Beamed live to the screen at South Holland Centre, Spalding.
Social injustice looks pretty much the same whenever it occurs, you might think.
But as portrayed in John Osborne’s The Entertainer, beamed to the Spalding screen at South Holland Centre last Thursday, it appears a strangely different beast indeed.
As fellow audience member Annette Faulkner explained, the play needs to be watched in its historical context.
The Entertainer was first produced in 1957 and followed on from Osborne’s Look Back in Anger that depicted what became coined as an ‘angry young man’.
In The Entertainer, it is an angry, middle-aged man who is being portrayed, Archie Rice, played by Kenneth Branagh, a failing entertainer in the dying days of the old music halls.
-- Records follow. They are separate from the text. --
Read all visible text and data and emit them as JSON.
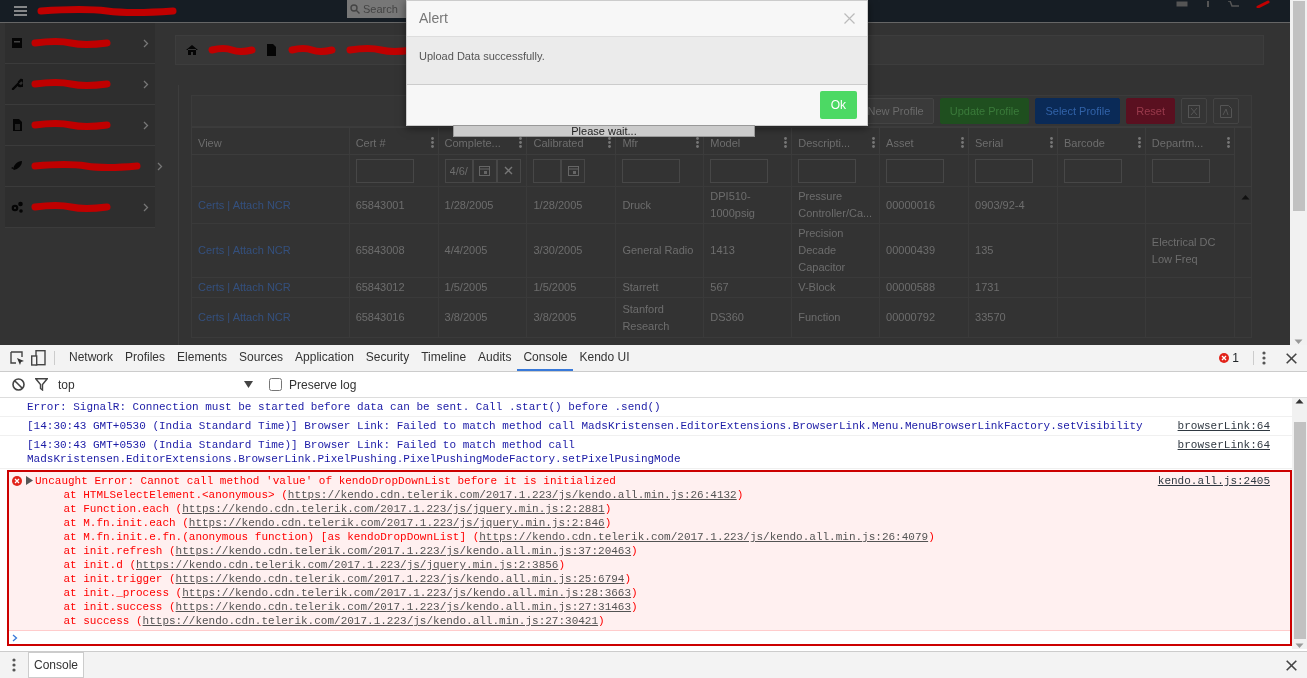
{
  "navbar": {
    "brand_redacted": true,
    "search": {
      "placeholder": "Search"
    },
    "corner_redacted": true
  },
  "sidebar": {
    "items": [
      {
        "redacted": true
      },
      {
        "redacted": true
      },
      {
        "redacted": true
      },
      {
        "redacted": true
      },
      {
        "redacted": true
      }
    ]
  },
  "breadcrumb": {
    "items": [
      {
        "redacted": true
      },
      {
        "redacted": true
      },
      {
        "redacted": true
      }
    ]
  },
  "toolbar": {
    "buttons": [
      {
        "label": "New Profile",
        "kind": "default"
      },
      {
        "label": "Update Profile",
        "kind": "success"
      },
      {
        "label": "Select Profile",
        "kind": "primary"
      },
      {
        "label": "Reset",
        "kind": "danger"
      }
    ]
  },
  "table": {
    "columns": [
      {
        "label": "View",
        "menu": false
      },
      {
        "label": "Cert #",
        "menu": true
      },
      {
        "label": "Complete...",
        "menu": true
      },
      {
        "label": "Calibrated",
        "menu": true
      },
      {
        "label": "Mfr",
        "menu": true
      },
      {
        "label": "Model",
        "menu": true
      },
      {
        "label": "Descripti...",
        "menu": true
      },
      {
        "label": "Asset",
        "menu": true
      },
      {
        "label": "Serial",
        "menu": true
      },
      {
        "label": "Barcode",
        "menu": true
      },
      {
        "label": "Departm...",
        "menu": true
      }
    ],
    "filters": [
      {
        "kind": "none"
      },
      {
        "kind": "text"
      },
      {
        "kind": "date",
        "value": "4/6/",
        "clearable": true
      },
      {
        "kind": "date",
        "clearable": false
      },
      {
        "kind": "text"
      },
      {
        "kind": "text"
      },
      {
        "kind": "text"
      },
      {
        "kind": "text"
      },
      {
        "kind": "text"
      },
      {
        "kind": "text"
      },
      {
        "kind": "text"
      }
    ],
    "rows": [
      {
        "cells": [
          {
            "links": [
              "Certs",
              "|",
              "Attach NCR"
            ]
          },
          "65843001",
          "1/28/2005",
          "1/28/2005",
          "Druck",
          "DPI510-1000psig",
          "Pressure Controller/Ca...",
          "00000016",
          "0903/92-4",
          "",
          ""
        ]
      },
      {
        "cells": [
          {
            "links": [
              "Certs",
              "|",
              "Attach NCR"
            ]
          },
          "65843008",
          "4/4/2005",
          "3/30/2005",
          "General Radio",
          "1413",
          "Precision Decade Capacitor",
          "00000439",
          "135",
          "",
          "Electrical DC Low Freq"
        ]
      },
      {
        "cells": [
          {
            "links": [
              "Certs",
              "|",
              "Attach NCR"
            ]
          },
          "65843012",
          "1/5/2005",
          "1/5/2005",
          "Starrett",
          "567",
          "V-Block",
          "00000588",
          "1731",
          "",
          ""
        ]
      },
      {
        "cells": [
          {
            "links": [
              "Certs",
              "|",
              "Attach NCR"
            ]
          },
          "65843016",
          "3/8/2005",
          "3/8/2005",
          "Stanford Research",
          "DS360",
          "Function",
          "00000792",
          "33570",
          "",
          ""
        ]
      }
    ]
  },
  "modal": {
    "title": "Alert",
    "message": "Upload Data successfully.",
    "ok": "Ok"
  },
  "loading": {
    "text": "Please wait..."
  },
  "devtools": {
    "tabs": [
      {
        "label": "Network",
        "selected": false
      },
      {
        "label": "Profiles",
        "selected": false
      },
      {
        "label": "Elements",
        "selected": false
      },
      {
        "label": "Sources",
        "selected": false
      },
      {
        "label": "Application",
        "selected": false
      },
      {
        "label": "Security",
        "selected": false
      },
      {
        "label": "Timeline",
        "selected": false
      },
      {
        "label": "Audits",
        "selected": false
      },
      {
        "label": "Console",
        "selected": true
      },
      {
        "label": "Kendo UI",
        "selected": false
      }
    ],
    "error_count": "1",
    "context": "top",
    "preserve_log": {
      "label": "Preserve log",
      "checked": false
    },
    "messages": [
      {
        "kind": "log",
        "text": "Error: SignalR: Connection must be started before data can be sent. Call .start() before .send()"
      },
      {
        "kind": "log",
        "text": "[14:30:43 GMT+0530 (India Standard Time)] Browser Link: Failed to match method call MadsKristensen.EditorExtensions.BrowserLink.Menu.MenuBrowserLinkFactory.setVisibility",
        "source": "browserLink:64"
      },
      {
        "kind": "log",
        "text": "[14:30:43 GMT+0530 (India Standard Time)] Browser Link: Failed to match method call MadsKristensen.EditorExtensions.BrowserLink.PixelPushing.PixelPushingModeFactory.setPixelPusingMode",
        "source": "browserLink:64"
      },
      {
        "kind": "error",
        "expanded": false,
        "text": "Uncaught Error: Cannot call method 'value' of kendoDropDownList before it is initialized",
        "source": "kendo.all.js:2405",
        "stack": [
          {
            "call": "at HTMLSelectElement.<anonymous> (",
            "url": "https://kendo.cdn.telerik.com/2017.1.223/js/kendo.all.min.js:26:4132",
            "end": ")"
          },
          {
            "call": "at Function.each (",
            "url": "https://kendo.cdn.telerik.com/2017.1.223/js/jquery.min.js:2:2881",
            "end": ")"
          },
          {
            "call": "at M.fn.init.each (",
            "url": "https://kendo.cdn.telerik.com/2017.1.223/js/jquery.min.js:2:846",
            "end": ")"
          },
          {
            "call": "at M.fn.init.e.fn.(anonymous function) [as kendoDropDownList] (",
            "url": "https://kendo.cdn.telerik.com/2017.1.223/js/kendo.all.min.js:26:4079",
            "end": ")"
          },
          {
            "call": "at init.refresh (",
            "url": "https://kendo.cdn.telerik.com/2017.1.223/js/kendo.all.min.js:37:20463",
            "end": ")"
          },
          {
            "call": "at init.d (",
            "url": "https://kendo.cdn.telerik.com/2017.1.223/js/jquery.min.js:2:3856",
            "end": ")"
          },
          {
            "call": "at init.trigger (",
            "url": "https://kendo.cdn.telerik.com/2017.1.223/js/kendo.all.min.js:25:6794",
            "end": ")"
          },
          {
            "call": "at init._process (",
            "url": "https://kendo.cdn.telerik.com/2017.1.223/js/kendo.all.min.js:28:3663",
            "end": ")"
          },
          {
            "call": "at init.success (",
            "url": "https://kendo.cdn.telerik.com/2017.1.223/js/kendo.all.min.js:27:31463",
            "end": ")"
          },
          {
            "call": "at success (",
            "url": "https://kendo.cdn.telerik.com/2017.1.223/js/kendo.all.min.js:27:30421",
            "end": ")"
          }
        ]
      }
    ],
    "drawer": {
      "tabs": [
        {
          "label": "Console"
        }
      ]
    }
  }
}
The production got off to a confusing one for this reviewer with a young man talking directly to the audience about his remorse at the loss of theatres and dance halls. It appears he was talking to us for no other reason than he shares the same name as the famous playwright – when he was younger he told us people would say things like, ‘Don’t look back in anger’.
The young John Osborne had some interesting things to say about the way in which people once needed to be entertained as an escape from factory jobs, but that as other forms of amusement became commonplace many of these beautiful old theatres and music halls were turned into pubs or supermarkets.
It was the once successful music hall star Billy Rice, now retired, and his much less successful son Archie who provide the main structure for the play, and who display the bigotry that was meant to shock in 1957 and is even more shocking today. We are confronted with racism and sexism, particularly from Archie, whose second wife Phoebe works on the electrical counter at Woolies and has to put up with his affairs.
Around the characters of Billy and Archie are the figures of Phoebe, Archie’s sons, and his level-headed daughter Jean, visiting with news of a break-up with her fiancé. We learn this is because her fiancé disapproves of her growing political awareness – “He doesn’t want me to threaten him or his world” Jean observes.
We are also introduced to the idea of the New World, and the opportunities that would be open to the family if they emigrated to Canada and escaped “this cosy little corner of Europe”.
There were too many alcohol-fuelled monologues for this reviewer and the bigotry of the late 1950s jarred, but when Archie finally realises all is lost he sings soulfully, giving what is possibly the first authentic performance of his career. The play was thought-provoking and certainly not easy watching, which I’m guessing both John Osbornes would be pleased about.